A major realization that I have come to this past week was my caretaking efforts were not genuinely about the people I was trying to fix. Instead, it was about myself and alleviating my distress. Someone in Al-Anon compared common codependent behaviors (e.g. social media snooping, driving around to people’s houses, etc.) to self-mutilation. Her theory was codependents-unlike enablers-engage in their behaviors for their own high (e.g. satisfying an unhealthy curiosity), which hurts themselves. Long-time codependents who have been active in a program in an attempt to recovery logically know the bizarre behaviors will not help them or the other person. Instead, the behavior will only hurt the codependent and the relationship with the other person. I used to not believe this, but I now believe that most cases of co-dependency stem from lack of self-worth. When I think about it, if I truly loved myself and my life, I would not feel the need to focus on others and try to manage and control their lives.
The Final Verdict on "Help"
There are two different kinds of help: healthy, consensual help and unhealthy, controlling help. An example of healthy, consensual help is helping your elderly neighbor a few times a week while you are not letting it be a detriment to your mental health, quality of life, and other relationships. Healthy, consensual help is actually good for your mental health because it makes you feel good about yourself and gives you a sense of purpose. An example of unhealthy, controlling help is trying to convince and manipulate your addicted cousin into going to a self-help meeting with you and going on his or her social media accounts to find out who he or she hanging out with and where he or she is partying at. Unhealthy, controlling help will only make your life unmanageable to the point that you are sacrificing your mental health, self-care, relationships, and even education/career. You cannot control another person, and people have to make their own mistakes and hit their own bottoms to be motivated to change. Detachment is not the same as abandoning, disowning, or cutting off a person. Detachment is preventing another person's negative behavior from hurting you. In other words, you do not have to suffer the consequences of another person's behavior.

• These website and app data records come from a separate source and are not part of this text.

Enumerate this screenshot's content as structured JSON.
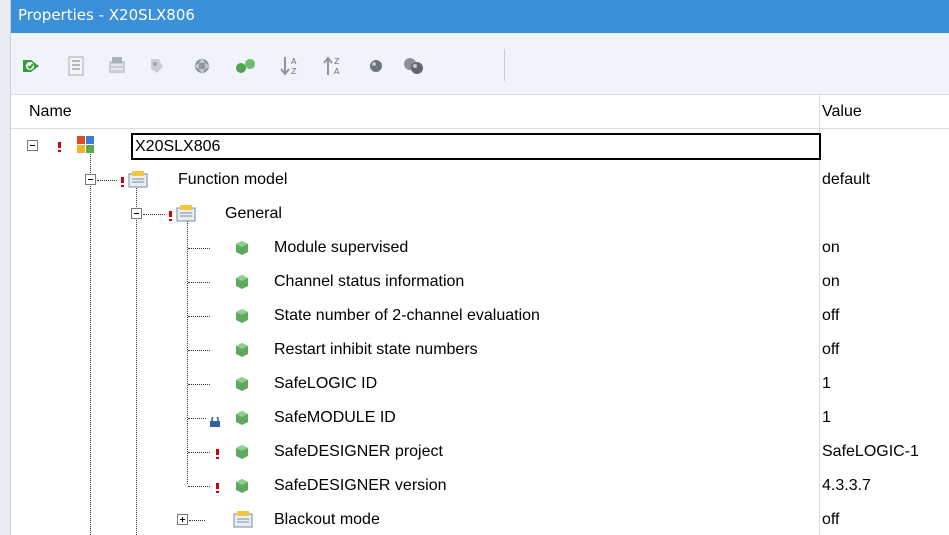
{
  "window": {
    "title": "Properties - X20SLX806"
  },
  "toolbar": {
    "buttons": [
      "properties-refresh-icon",
      "categorized-icon",
      "alphabetical-icon",
      "property-pages-icon",
      "navigate-icon",
      "expand-all-icon",
      "sort-ascending-icon",
      "sort-descending-icon",
      "circle-icon",
      "multi-circle-icon"
    ]
  },
  "header": {
    "name_label": "Name",
    "value_label": "Value"
  },
  "tree": {
    "root": {
      "label": "X20SLX806",
      "value": ""
    },
    "rows": [
      {
        "label": "Function model",
        "value": "default"
      },
      {
        "label": "General",
        "value": ""
      },
      {
        "label": "Module supervised",
        "value": "on"
      },
      {
        "label": "Channel status information",
        "value": "on"
      },
      {
        "label": "State number of 2-channel evaluation",
        "value": "off"
      },
      {
        "label": "Restart inhibit state numbers",
        "value": "off"
      },
      {
        "label": "SafeLOGIC ID",
        "value": "1"
      },
      {
        "label": "SafeMODULE ID",
        "value": "1"
      },
      {
        "label": "SafeDESIGNER project",
        "value": "SafeLOGIC-1"
      },
      {
        "label": "SafeDESIGNER version",
        "value": "4.3.3.7"
      },
      {
        "label": "Blackout mode",
        "value": "off"
      }
    ]
  },
  "colors": {
    "titlebar": "#3c8fd9",
    "warning": "#d40000",
    "cube": "#5fa85f"
  }
}
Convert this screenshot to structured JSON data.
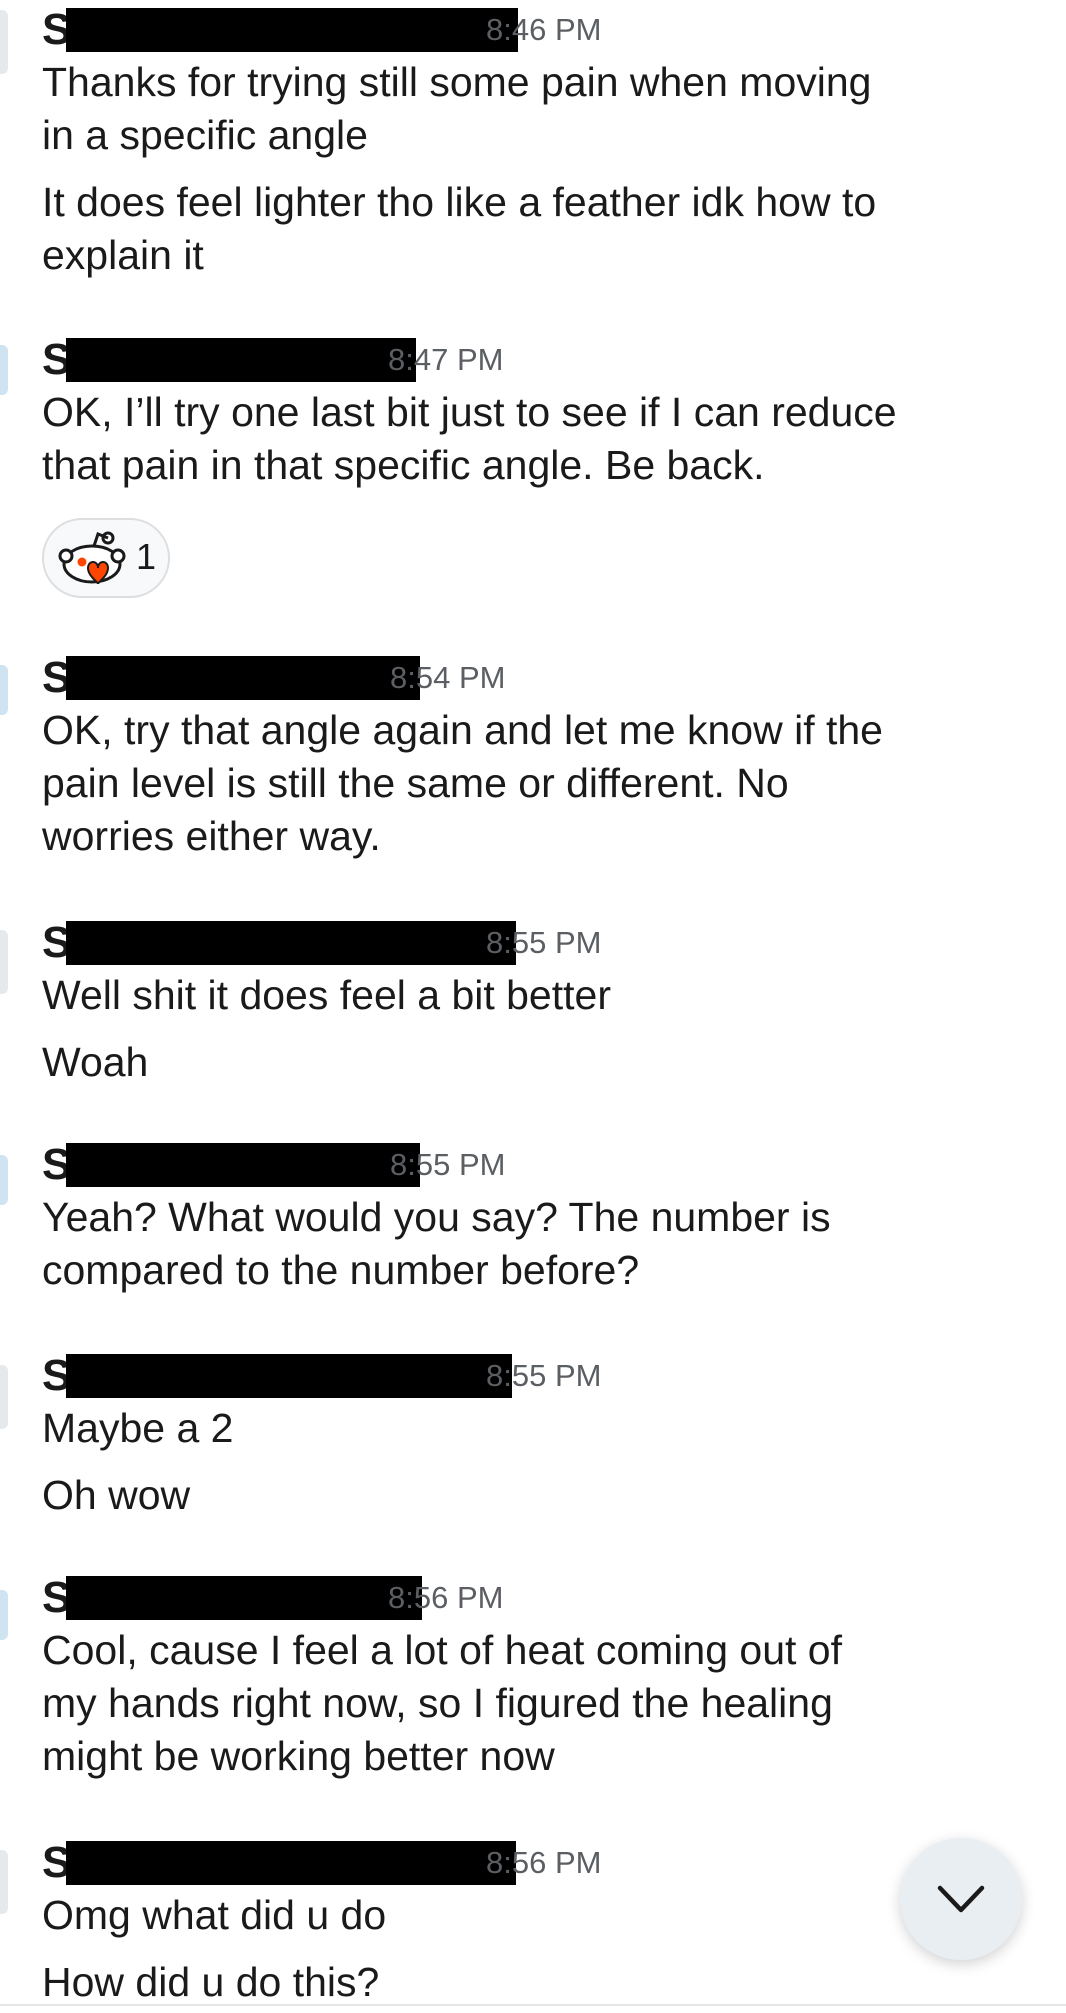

Bria Riley is a published author, recovering codependent and adult child of an alcoholic, who is active in several recovery programs. She knows the turmoil and heartbreak of growing up in an addiction-stricken family and wants to help others who have also been affected by addiction through her writing.